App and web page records
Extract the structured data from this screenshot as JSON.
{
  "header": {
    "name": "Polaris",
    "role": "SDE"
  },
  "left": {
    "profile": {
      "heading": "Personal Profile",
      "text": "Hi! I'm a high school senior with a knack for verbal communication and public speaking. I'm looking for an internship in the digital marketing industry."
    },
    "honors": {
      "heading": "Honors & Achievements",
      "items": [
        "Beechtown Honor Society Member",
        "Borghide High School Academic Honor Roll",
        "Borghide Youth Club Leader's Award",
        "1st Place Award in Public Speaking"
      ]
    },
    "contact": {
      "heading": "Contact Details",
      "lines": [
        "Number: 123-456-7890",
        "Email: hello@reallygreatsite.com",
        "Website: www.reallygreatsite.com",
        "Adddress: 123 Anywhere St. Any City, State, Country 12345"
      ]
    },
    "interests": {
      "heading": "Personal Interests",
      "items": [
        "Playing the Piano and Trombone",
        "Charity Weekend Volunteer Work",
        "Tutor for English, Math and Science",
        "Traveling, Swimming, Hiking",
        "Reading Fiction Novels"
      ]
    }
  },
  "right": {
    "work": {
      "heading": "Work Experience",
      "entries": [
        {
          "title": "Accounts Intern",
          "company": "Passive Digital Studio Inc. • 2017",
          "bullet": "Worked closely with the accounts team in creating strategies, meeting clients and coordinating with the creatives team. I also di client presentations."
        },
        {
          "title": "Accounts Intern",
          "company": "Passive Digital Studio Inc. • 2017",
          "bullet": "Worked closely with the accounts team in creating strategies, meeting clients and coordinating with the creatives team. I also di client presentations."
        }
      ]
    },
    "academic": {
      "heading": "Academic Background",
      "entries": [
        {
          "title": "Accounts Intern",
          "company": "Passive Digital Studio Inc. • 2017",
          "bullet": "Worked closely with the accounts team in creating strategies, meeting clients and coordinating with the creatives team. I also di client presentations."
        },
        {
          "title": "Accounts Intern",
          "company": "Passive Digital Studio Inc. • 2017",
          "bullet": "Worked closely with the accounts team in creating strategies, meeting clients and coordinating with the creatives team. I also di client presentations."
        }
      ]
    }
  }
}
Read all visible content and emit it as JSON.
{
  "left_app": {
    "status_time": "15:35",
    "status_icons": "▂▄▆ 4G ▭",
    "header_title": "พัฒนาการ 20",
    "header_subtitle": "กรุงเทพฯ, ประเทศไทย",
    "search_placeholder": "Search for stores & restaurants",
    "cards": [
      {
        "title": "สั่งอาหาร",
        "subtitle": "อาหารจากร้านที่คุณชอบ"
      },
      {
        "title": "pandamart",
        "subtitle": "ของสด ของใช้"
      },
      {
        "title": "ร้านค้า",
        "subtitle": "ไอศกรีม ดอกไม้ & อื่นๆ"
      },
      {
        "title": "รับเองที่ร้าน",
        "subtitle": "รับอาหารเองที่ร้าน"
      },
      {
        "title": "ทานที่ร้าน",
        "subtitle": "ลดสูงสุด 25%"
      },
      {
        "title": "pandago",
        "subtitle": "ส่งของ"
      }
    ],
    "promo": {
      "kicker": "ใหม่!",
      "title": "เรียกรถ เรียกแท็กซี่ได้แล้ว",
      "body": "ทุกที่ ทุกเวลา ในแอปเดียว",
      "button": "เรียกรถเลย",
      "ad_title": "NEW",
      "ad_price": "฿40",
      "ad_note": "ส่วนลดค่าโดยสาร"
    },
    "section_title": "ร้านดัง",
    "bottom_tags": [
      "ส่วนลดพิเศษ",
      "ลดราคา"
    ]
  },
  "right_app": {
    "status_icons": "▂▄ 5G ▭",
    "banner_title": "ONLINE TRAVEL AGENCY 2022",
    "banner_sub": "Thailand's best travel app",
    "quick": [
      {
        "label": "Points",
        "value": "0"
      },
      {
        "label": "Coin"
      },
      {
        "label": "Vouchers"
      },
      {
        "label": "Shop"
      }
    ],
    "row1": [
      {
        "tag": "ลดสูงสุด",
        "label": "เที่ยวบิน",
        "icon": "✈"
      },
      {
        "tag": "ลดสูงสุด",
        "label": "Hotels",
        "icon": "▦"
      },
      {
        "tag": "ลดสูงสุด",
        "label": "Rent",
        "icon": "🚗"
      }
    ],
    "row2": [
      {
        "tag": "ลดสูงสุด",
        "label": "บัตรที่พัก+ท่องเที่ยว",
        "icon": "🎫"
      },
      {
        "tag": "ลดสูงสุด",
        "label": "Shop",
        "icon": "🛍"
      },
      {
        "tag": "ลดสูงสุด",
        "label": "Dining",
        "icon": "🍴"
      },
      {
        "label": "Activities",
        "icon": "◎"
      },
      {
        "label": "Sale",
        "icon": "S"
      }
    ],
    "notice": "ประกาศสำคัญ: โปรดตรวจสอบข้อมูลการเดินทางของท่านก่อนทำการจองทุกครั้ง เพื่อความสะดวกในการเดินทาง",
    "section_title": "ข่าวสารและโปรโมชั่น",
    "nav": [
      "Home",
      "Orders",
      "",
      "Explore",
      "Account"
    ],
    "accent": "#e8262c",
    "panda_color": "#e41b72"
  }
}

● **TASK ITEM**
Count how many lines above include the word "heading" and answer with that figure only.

● **RESULT**
6